Zhao from Harmonize talked about the importance of predictive analytics in remote care, how to filter out false alarms, and how to deliver the best available care cost-effectively. In closing, he emphasized that computers and algorithms are not replacing clinical staff.

McCorry outlined how biofab USA, a program of armi, uses sensors and automation to grow replacement tissue and organs. She explained how they use engineering principles and life sciences to make guide cells grow into replacement tissue. The company’s plan is to expand the currently lab-based capabilities into an industrial scale tissue foundry.



McCorry summarized her presentation, and actually the entire webinar series, with these statements:
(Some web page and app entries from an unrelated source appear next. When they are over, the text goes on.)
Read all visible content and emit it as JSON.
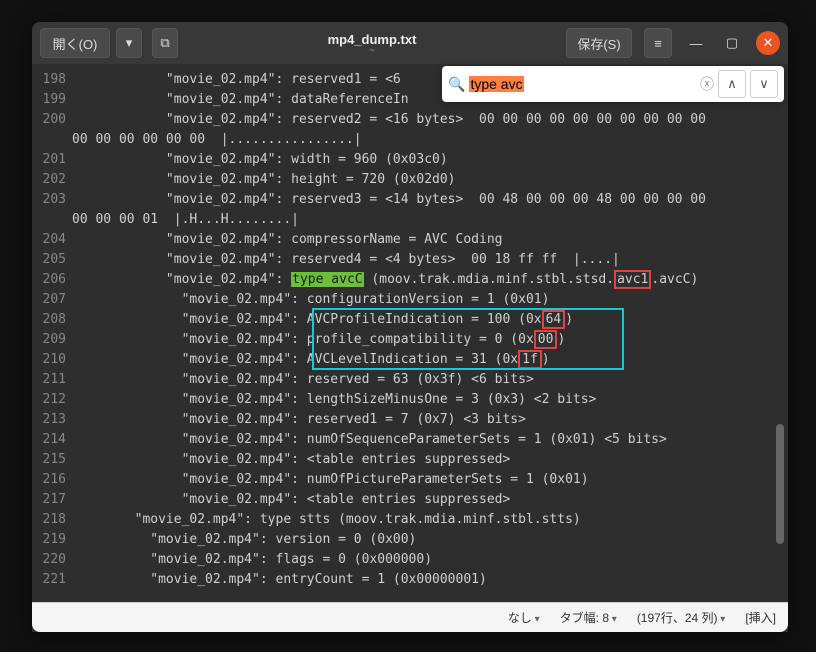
{
  "titlebar": {
    "open": "開く(O)",
    "save": "保存(S)",
    "title": "mp4_dump.txt",
    "subtitle": "~"
  },
  "search": {
    "value": "type avc"
  },
  "gutter_start": 198,
  "lines": [
    {
      "indent": 6,
      "t": "\"movie_02.mp4\": reserved1 = <6 "
    },
    {
      "indent": 6,
      "t": "\"movie_02.mp4\": dataReferenceIn"
    },
    {
      "indent": 6,
      "t": "\"movie_02.mp4\": reserved2 = <16 bytes>  00 00 00 00 00 00 00 00 00 00"
    },
    {
      "wrap": true,
      "t": "00 00 00 00 00 00  |................|"
    },
    {
      "indent": 6,
      "t": "\"movie_02.mp4\": width = 960 (0x03c0)"
    },
    {
      "indent": 6,
      "t": "\"movie_02.mp4\": height = 720 (0x02d0)"
    },
    {
      "indent": 6,
      "t": "\"movie_02.mp4\": reserved3 = <14 bytes>  00 48 00 00 00 48 00 00 00 00"
    },
    {
      "wrap": true,
      "t": "00 00 00 01  |.H...H........|"
    },
    {
      "indent": 6,
      "t": "\"movie_02.mp4\": compressorName = AVC Coding"
    },
    {
      "indent": 6,
      "t": "\"movie_02.mp4\": reserved4 = <4 bytes>  00 18 ff ff  |....|"
    },
    {
      "indent": 6,
      "special": "avcc"
    },
    {
      "indent": 7,
      "t": "\"movie_02.mp4\": configurationVersion = 1 (0x01)"
    },
    {
      "indent": 7,
      "special": "avcprof"
    },
    {
      "indent": 7,
      "special": "profcomp"
    },
    {
      "indent": 7,
      "special": "avclvl"
    },
    {
      "indent": 7,
      "t": "\"movie_02.mp4\": reserved = 63 (0x3f) <6 bits>"
    },
    {
      "indent": 7,
      "t": "\"movie_02.mp4\": lengthSizeMinusOne = 3 (0x3) <2 bits>"
    },
    {
      "indent": 7,
      "t": "\"movie_02.mp4\": reserved1 = 7 (0x7) <3 bits>"
    },
    {
      "indent": 7,
      "t": "\"movie_02.mp4\": numOfSequenceParameterSets = 1 (0x01) <5 bits>"
    },
    {
      "indent": 7,
      "t": "\"movie_02.mp4\": <table entries suppressed>"
    },
    {
      "indent": 7,
      "t": "\"movie_02.mp4\": numOfPictureParameterSets = 1 (0x01)"
    },
    {
      "indent": 7,
      "t": "\"movie_02.mp4\": <table entries suppressed>"
    },
    {
      "indent": 4,
      "t": "\"movie_02.mp4\": type stts (moov.trak.mdia.minf.stbl.stts)"
    },
    {
      "indent": 5,
      "t": "\"movie_02.mp4\": version = 0 (0x00)"
    },
    {
      "indent": 5,
      "t": "\"movie_02.mp4\": flags = 0 (0x000000)"
    },
    {
      "indent": 5,
      "t": "\"movie_02.mp4\": entryCount = 1 (0x00000001)"
    }
  ],
  "special": {
    "avcc_prefix": "\"movie_02.mp4\": ",
    "avcc_type": "type avcC",
    "avcc_mid": " (moov.trak.mdia.minf.stbl.stsd.",
    "avcc_box": "avc1",
    "avcc_suf": ".avcC)",
    "avcprof": "\"movie_02.mp4\": AVCProfileIndication = 100 (0x",
    "avcprof_box": "64",
    "avcprof_close": ")",
    "profcomp": "\"movie_02.mp4\": profile_compatibility = 0 (0x",
    "profcomp_box": "00",
    "profcomp_close": ")",
    "avclvl": "\"movie_02.mp4\": AVCLevelIndication = 31 (0x",
    "avclvl_box": "1f",
    "avclvl_close": ")"
  },
  "status": {
    "lang": "なし",
    "tab": "タブ幅: 8",
    "pos": "(197行、24 列)",
    "mode": "[挿入]"
  }
}
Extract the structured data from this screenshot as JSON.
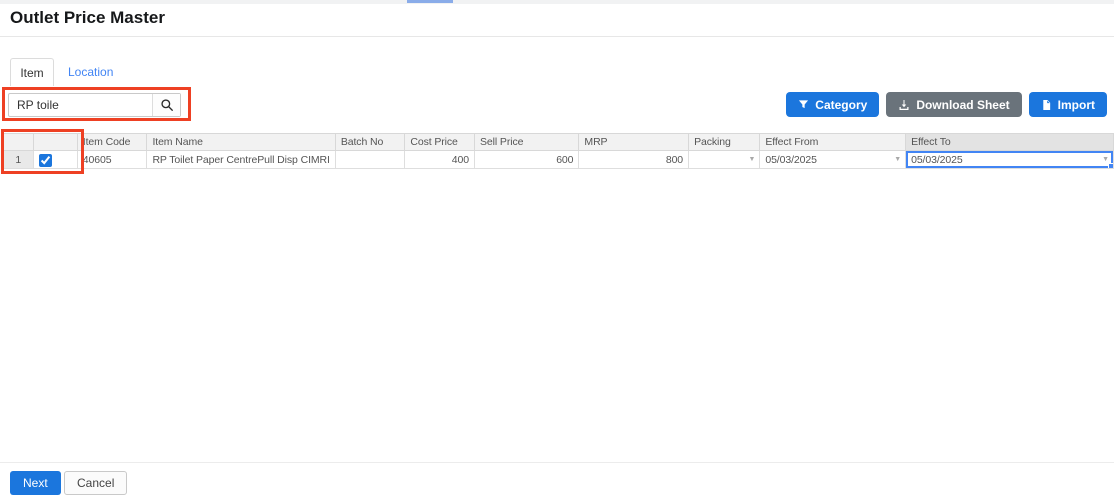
{
  "header": {
    "title": "Outlet Price Master"
  },
  "tabs": [
    {
      "label": "Item",
      "active": true
    },
    {
      "label": "Location",
      "active": false
    }
  ],
  "search": {
    "value": "RP toile"
  },
  "toolbar": {
    "category_label": "Category",
    "download_label": "Download Sheet",
    "import_label": "Import"
  },
  "table": {
    "columns": [
      "",
      "",
      "Item Code",
      "Item Name",
      "Batch No",
      "Cost Price",
      "Sell Price",
      "MRP",
      "Packing",
      "Effect From",
      "Effect To"
    ],
    "selected_column": "Effect To",
    "rows": [
      {
        "index": "1",
        "checked": true,
        "item_code": "40605",
        "item_name": "RP Toilet Paper CentrePull Disp CIMRI",
        "batch_no": "",
        "cost_price": "400",
        "sell_price": "600",
        "mrp": "800",
        "packing": "",
        "effect_from": "05/03/2025",
        "effect_to": "05/03/2025"
      }
    ]
  },
  "footer": {
    "next_label": "Next",
    "cancel_label": "Cancel"
  },
  "icons": {
    "search": "magnifier-icon",
    "category": "filter-funnel-icon",
    "download": "download-tray-icon",
    "import": "file-icon",
    "dropdown_glyph": "▼"
  },
  "colors": {
    "primary_blue": "#1b76dd",
    "secondary_gray": "#6a737b",
    "link_blue": "#4285f4",
    "focus_blue": "#4285f4",
    "annotation_red": "#ee4023",
    "selected_header_bg": "#e3e3e3"
  }
}
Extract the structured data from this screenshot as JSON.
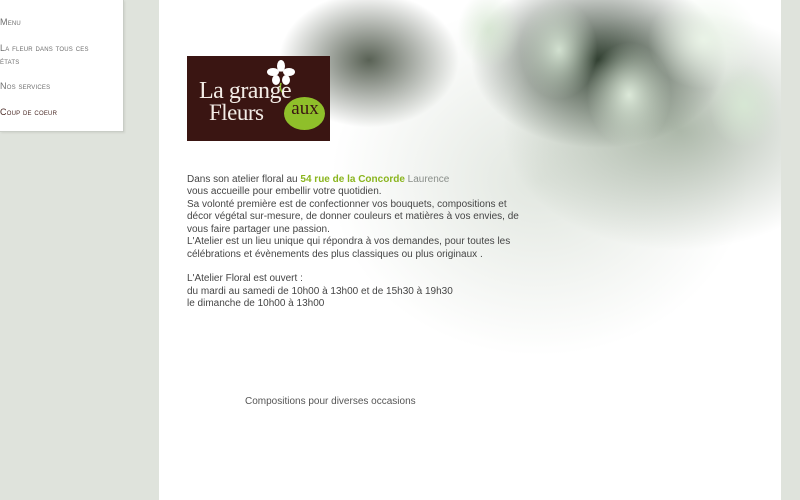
{
  "nav": {
    "items": [
      {
        "label": "Menu"
      },
      {
        "label": "La fleur dans tous ces"
      },
      {
        "label": "états"
      },
      {
        "label": "Nos services"
      },
      {
        "label": "Coup de coeur"
      }
    ]
  },
  "logo": {
    "line1": "La grange",
    "line2": "Fleurs",
    "badge": "aux"
  },
  "content": {
    "intro_prefix": " Dans son atelier floral au ",
    "intro_address": "54 rue de la Concorde",
    "intro_suffix_faint": " Laurence",
    "lines": [
      "vous accueille pour embellir votre quotidien.",
      "Sa volonté première est de confectionner vos bouquets, compositions et",
      "décor végétal sur-mesure, de donner couleurs et matières à vos envies, de",
      "vous faire partager une passion.",
      "L'Atelier est un lieu unique qui répondra à vos demandes, pour toutes les",
      "célébrations et évènements des plus classiques ou plus originaux ."
    ],
    "hours_title": " L'Atelier Floral est ouvert :",
    "hours_weekdays": "du mardi au samedi de 10h00 à 13h00 et de 15h30 à 19h30",
    "hours_sunday": "le dimanche de 10h00 à 13h00",
    "caption": "Compositions pour diverses occasions"
  },
  "colors": {
    "accent_green": "#8ab51e",
    "logo_background": "#3a1512",
    "page_background": "#dfe3dc"
  }
}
  • The human body is a 3D, highly complex, dynamic, and multi-faceted biological construct
  • Skin lends itself well as an interface between body and wearable sensors
  • Connecting physiology (e.g. vital signs), behavior, and external factors is important for getting good results
  • Verification, validation, and FDA involvement are important for making methods and devices successful
  • Sensors, communication & computing (AI/ML) are complementing, not replacing, medical personnel
  • Today’s methods and devices will be outperformed by tomorrow’s solutions – stay up to date

Personal Comments

Summarizing eight hours of presentations in a few pages requires a very high and lossy compression factor – please understand. I suggest you call on your SEMI contact to get access to these previous and following webinar recordings. Excellent contacts across the electronics supply chain enable SEMI to win experts in many areas to convey valuable information in these webinars.

I am impressed that the USA military, specifically the AFRL, invests so much effort in medical support for airmen/women. They demonstrate that only healthy and fit personnel can take full advantage of the sophisticated weapon systems at their disposal if/when they are called upon to deploy them.

This Smart MedTech webinar series confirms what many medical experts told me during exams and/or before and after surgeries: The human body is a masterpiece of bioengineering. These webinars also reminded me of what I learned at a brain-health class at Stanford University: Our brains only need about 20 Watts to perform computing and memory tasks that fairly quickly approximate the results of today’s computers – a benchmark for computer architects and AI/ML experts.